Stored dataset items
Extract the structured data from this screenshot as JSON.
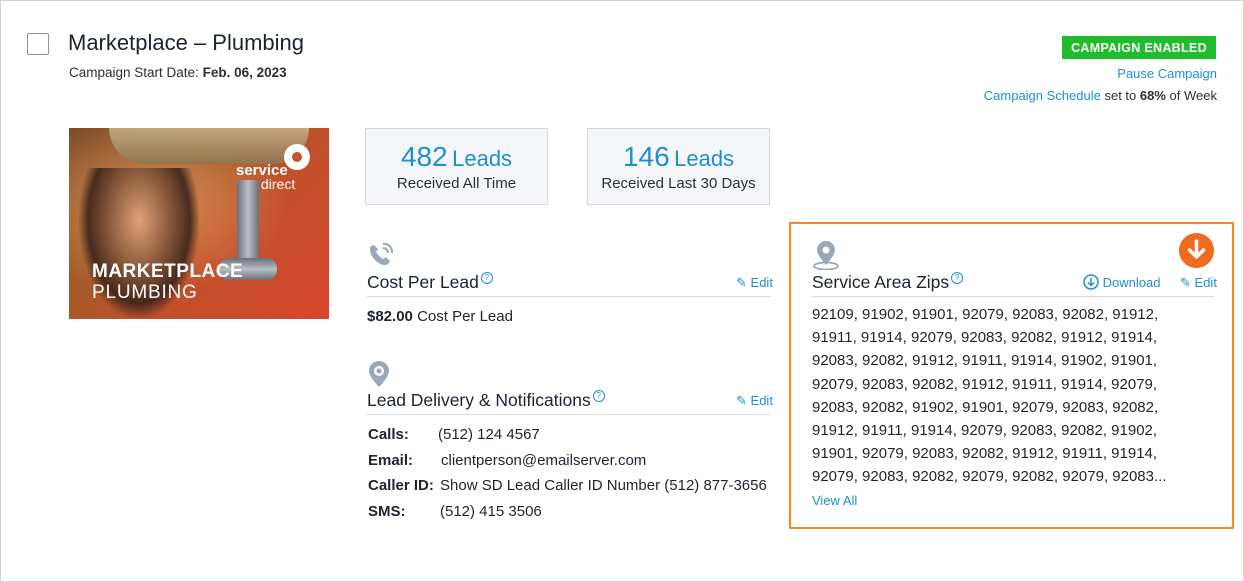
{
  "header": {
    "title": "Marketplace – Plumbing",
    "start_date_label": "Campaign Start Date:",
    "start_date_value": "Feb. 06, 2023",
    "status_badge": "CAMPAIGN ENABLED",
    "pause_link": "Pause Campaign",
    "schedule_link": "Campaign Schedule",
    "schedule_text_1": "set to",
    "schedule_percent": "68%",
    "schedule_text_2": "of Week"
  },
  "promo_image": {
    "brand_line1": "service",
    "brand_line2": "direct",
    "caption_line1": "MARKETPLACE",
    "caption_line2": "PLUMBING"
  },
  "stats": [
    {
      "number": "482",
      "unit": "Leads",
      "label": "Received All Time"
    },
    {
      "number": "146",
      "unit": "Leads",
      "label": "Received Last 30 Days"
    }
  ],
  "cost_per_lead": {
    "heading": "Cost Per Lead",
    "edit_label": "Edit",
    "amount": "$82.00",
    "amount_suffix": "Cost Per Lead",
    "icon": "phone-signal-icon"
  },
  "lead_delivery": {
    "heading": "Lead Delivery & Notifications",
    "edit_label": "Edit",
    "icon": "gear-location-icon",
    "rows": [
      {
        "label": "Calls:",
        "value": "(512) 124 4567"
      },
      {
        "label": "Email:",
        "value": "clientperson@emailserver.com"
      },
      {
        "label": "Caller ID:",
        "value": "Show SD Lead Caller ID Number (512) 877-3656"
      },
      {
        "label": "SMS:",
        "value": "(512) 415 3506"
      }
    ]
  },
  "service_area": {
    "heading": "Service Area Zips",
    "download_label": "Download",
    "edit_label": "Edit",
    "icon": "map-pin-icon",
    "zips_lines": [
      "92109, 91902, 91901, 92079, 92083, 92082, 91912,",
      "91911, 91914, 92079, 92083, 92082, 91912, 91914,",
      "92083, 92082, 91912, 91911, 91914, 91902, 91901,",
      "92079, 92083, 92082, 91912, 91911, 91914, 92079,",
      "92083, 92082, 91902, 91901, 92079, 92083, 92082,",
      "91912, 91911, 91914, 92079, 92083, 92082, 91902,",
      "91901, 92079, 92083, 92082, 91912, 91911, 91914,",
      "92079, 92083, 92082, 92079, 92082, 92079, 92083..."
    ],
    "view_all": "View All"
  },
  "colors": {
    "accent": "#1f8fcf",
    "enabled_green": "#1fbd2c",
    "highlight_orange": "#f28a1d",
    "download_orange": "#f26a1b"
  }
}
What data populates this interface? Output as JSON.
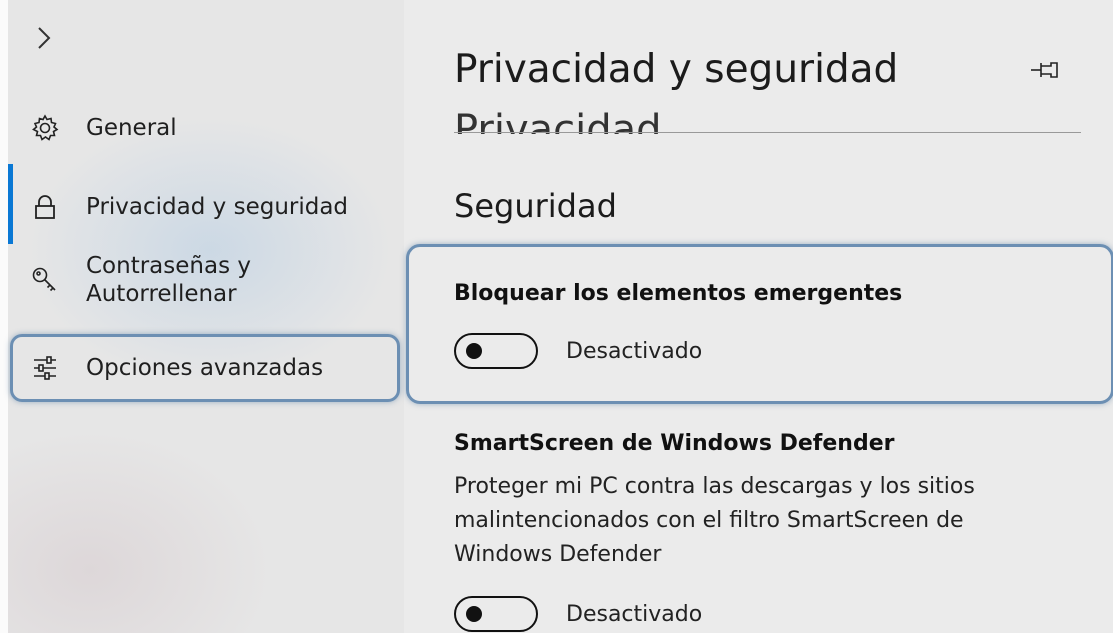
{
  "sidebar": {
    "items": [
      {
        "label": "General",
        "icon": "gear-icon"
      },
      {
        "label": "Privacidad y seguridad",
        "icon": "lock-icon"
      },
      {
        "label": "Contraseñas y Autorrellenar",
        "line1": "Contraseñas y",
        "line2": "Autorrellenar",
        "icon": "key-icon"
      },
      {
        "label": "Opciones avanzadas",
        "icon": "sliders-icon"
      }
    ],
    "accent_color": "#0a78d4"
  },
  "panel": {
    "title": "Privacidad y seguridad",
    "clipped_heading": "Privacidad",
    "section_title": "Seguridad",
    "settings": [
      {
        "title": "Bloquear los elementos emergentes",
        "toggle_state": "Desactivado"
      },
      {
        "title": "SmartScreen de Windows Defender",
        "description": "Proteger mi PC contra las descargas y los sitios malintencionados con el filtro SmartScreen de Windows Defender",
        "toggle_state": "Desactivado"
      }
    ]
  },
  "highlight_color": "#6c8fb3"
}
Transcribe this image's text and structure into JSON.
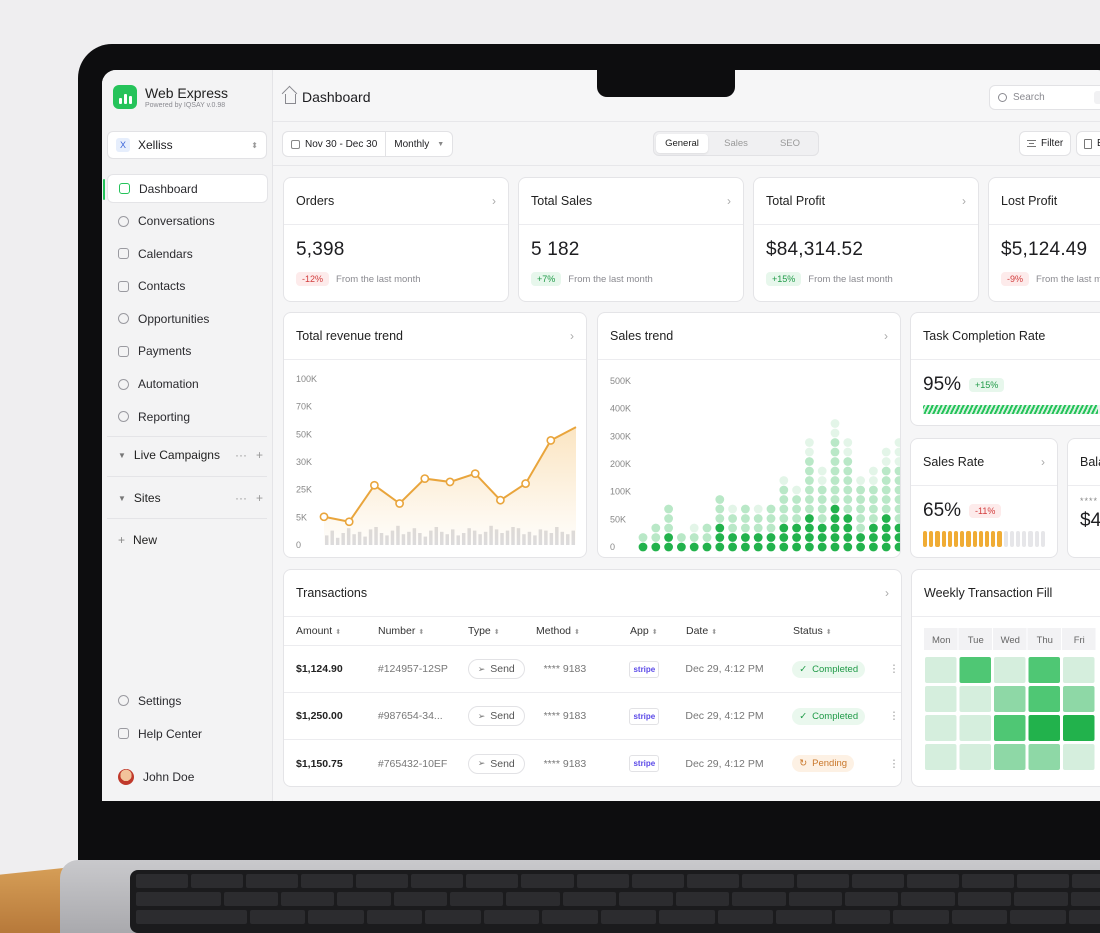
{
  "app": {
    "name": "Web Express",
    "subtitle": "Powered by IQSAY  v.0.98",
    "accent": "#25c35a"
  },
  "workspace": {
    "icon": "X",
    "name": "Xelliss"
  },
  "sidebar": {
    "items": [
      {
        "label": "Dashboard",
        "icon": "dashboard-icon",
        "active": true
      },
      {
        "label": "Conversations",
        "icon": "chat-icon"
      },
      {
        "label": "Calendars",
        "icon": "calendar-icon"
      },
      {
        "label": "Contacts",
        "icon": "contacts-icon"
      },
      {
        "label": "Opportunities",
        "icon": "opportunities-icon"
      },
      {
        "label": "Payments",
        "icon": "payments-icon"
      },
      {
        "label": "Automation",
        "icon": "automation-icon"
      },
      {
        "label": "Reporting",
        "icon": "reporting-icon"
      }
    ],
    "groups": [
      {
        "label": "Live Campaigns"
      },
      {
        "label": "Sites"
      }
    ],
    "new_label": "New",
    "settings_label": "Settings",
    "help_label": "Help Center",
    "user_name": "John Doe"
  },
  "header": {
    "title": "Dashboard",
    "search_placeholder": "Search",
    "search_shortcut": "⌘"
  },
  "toolbar": {
    "date_range": "Nov 30 - Dec 30",
    "period": "Monthly",
    "tabs": [
      "General",
      "Sales",
      "SEO"
    ],
    "active_tab": "General",
    "filter_label": "Filter",
    "export_label": "E"
  },
  "stats": [
    {
      "title": "Orders",
      "value": "5,398",
      "change": "-12%",
      "trend": "neg",
      "note": "From the last month"
    },
    {
      "title": "Total Sales",
      "value": "5 182",
      "change": "+7%",
      "trend": "pos",
      "note": "From the last month"
    },
    {
      "title": "Total Profit",
      "value": "$84,314.52",
      "change": "+15%",
      "trend": "pos",
      "note": "From the last month"
    },
    {
      "title": "Lost Profit",
      "value": "$5,124.49",
      "change": "-9%",
      "trend": "neg",
      "note": "From the last m"
    }
  ],
  "revenue_chart": {
    "title": "Total revenue trend"
  },
  "sales_chart": {
    "title": "Sales trend"
  },
  "task_completion": {
    "title": "Task Completion Rate",
    "value": "95%",
    "change": "+15%",
    "progress": 0.95
  },
  "sales_rate": {
    "title": "Sales Rate",
    "value": "65%",
    "change": "-11%",
    "progress": 0.65
  },
  "balance": {
    "title": "Bala",
    "masked": "****",
    "value": "$4"
  },
  "transactions": {
    "title": "Transactions",
    "columns": [
      "Amount",
      "Number",
      "Type",
      "Method",
      "App",
      "Date",
      "Status"
    ],
    "rows": [
      {
        "amount": "$1,124.90",
        "number": "#124957-12SP",
        "type": "Send",
        "method": "**** 9183",
        "app": "stripe",
        "date": "Dec 29, 4:12 PM",
        "status": "Completed"
      },
      {
        "amount": "$1,250.00",
        "number": "#987654-34...",
        "type": "Send",
        "method": "**** 9183",
        "app": "stripe",
        "date": "Dec 29, 4:12 PM",
        "status": "Completed"
      },
      {
        "amount": "$1,150.75",
        "number": "#765432-10EF",
        "type": "Send",
        "method": "**** 9183",
        "app": "stripe",
        "date": "Dec 29, 4:12 PM",
        "status": "Pending"
      }
    ]
  },
  "weekly_fill": {
    "title": "Weekly Transaction Fill",
    "days": [
      "Mon",
      "Tue",
      "Wed",
      "Thu",
      "Fri"
    ]
  },
  "chart_data": [
    {
      "type": "line",
      "title": "Total revenue trend",
      "y_ticks": [
        "100K",
        "70K",
        "50K",
        "30K",
        "25K",
        "5K",
        "0"
      ],
      "ylim": [
        0,
        100
      ],
      "series": [
        {
          "values": [
            17,
            14,
            36,
            25,
            40,
            38,
            43,
            27,
            37,
            63,
            71
          ]
        }
      ],
      "volume_bars": [
        8,
        12,
        6,
        10,
        14,
        9,
        11,
        7,
        13,
        15,
        10,
        8,
        12,
        16,
        9,
        11,
        14,
        10,
        7,
        12,
        15,
        11,
        9,
        13,
        8,
        10,
        14,
        12,
        9,
        11,
        16,
        13,
        10,
        12,
        15,
        14,
        9,
        11,
        8,
        13,
        12,
        10,
        15,
        11,
        9,
        12
      ]
    },
    {
      "type": "bar",
      "title": "Sales trend",
      "y_ticks": [
        "500K",
        "400K",
        "300K",
        "200K",
        "100K",
        "50K",
        "0"
      ],
      "ylim": [
        0,
        600
      ],
      "series": [
        {
          "name": "dark",
          "values": [
            1,
            1,
            2,
            1,
            1,
            1,
            3,
            2,
            2,
            2,
            2,
            3,
            3,
            4,
            3,
            5,
            4,
            2,
            3,
            4,
            3
          ]
        },
        {
          "name": "light",
          "values": [
            1,
            2,
            3,
            1,
            1,
            2,
            3,
            2,
            3,
            2,
            3,
            4,
            3,
            6,
            4,
            7,
            6,
            5,
            4,
            5,
            6
          ]
        },
        {
          "name": "faint",
          "values": [
            0,
            0,
            0,
            0,
            1,
            0,
            0,
            1,
            0,
            1,
            0,
            1,
            1,
            2,
            2,
            2,
            2,
            1,
            2,
            2,
            3
          ]
        }
      ]
    },
    {
      "type": "heatmap",
      "title": "Weekly Transaction Fill",
      "categories": [
        "Mon",
        "Tue",
        "Wed",
        "Thu",
        "Fri"
      ],
      "values": [
        [
          1,
          3,
          1,
          3,
          1
        ],
        [
          1,
          1,
          2,
          3,
          2
        ],
        [
          1,
          1,
          3,
          4,
          4
        ],
        [
          1,
          1,
          2,
          2,
          1
        ]
      ]
    }
  ]
}
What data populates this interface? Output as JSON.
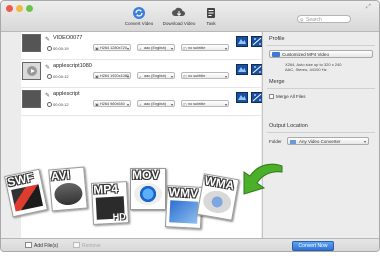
{
  "toolbar": {
    "convert_label": "Convert Video",
    "download_label": "Download Video",
    "task_label": "Task",
    "search_placeholder": "Search"
  },
  "files": [
    {
      "name": "VIDEO0077",
      "duration": "00:00:19",
      "video": "H264 1280x720",
      "audio": "aac (English)",
      "subtitle": "no subtitle"
    },
    {
      "name": "applescript1080",
      "duration": "00:00:12",
      "video": "H264 1920x1080",
      "audio": "aac (English)",
      "subtitle": "no subtitle"
    },
    {
      "name": "applescript",
      "duration": "00:00:12",
      "video": "H264 960x540",
      "audio": "aac (English)",
      "subtitle": "no subtitle"
    }
  ],
  "panel": {
    "profile_heading": "Profile",
    "profile_value": "Customized MP4 Video",
    "profile_desc_1": "X264, Auto size up to 320 x 240",
    "profile_desc_2": "AAC, Stereo, 44100 Hz",
    "merge_heading": "Merge",
    "merge_label": "Merge All Files",
    "output_heading": "Output Location",
    "folder_label": "Folder",
    "folder_value": "Any Video Converter"
  },
  "bottom": {
    "add_label": "Add File(s)",
    "remove_label": "Remove",
    "convert_label": "Convert Now"
  },
  "formats": [
    "SWF",
    "AVI",
    "MP4",
    "MOV",
    "WMV",
    "WMA"
  ],
  "formats_extra": {
    "hd": "HD"
  },
  "colors": {
    "accent": "#2f72d6",
    "arrow": "#4caf2a"
  }
}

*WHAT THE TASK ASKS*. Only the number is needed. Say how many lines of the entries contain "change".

*SOLUTION FOR THIS TASK*. 6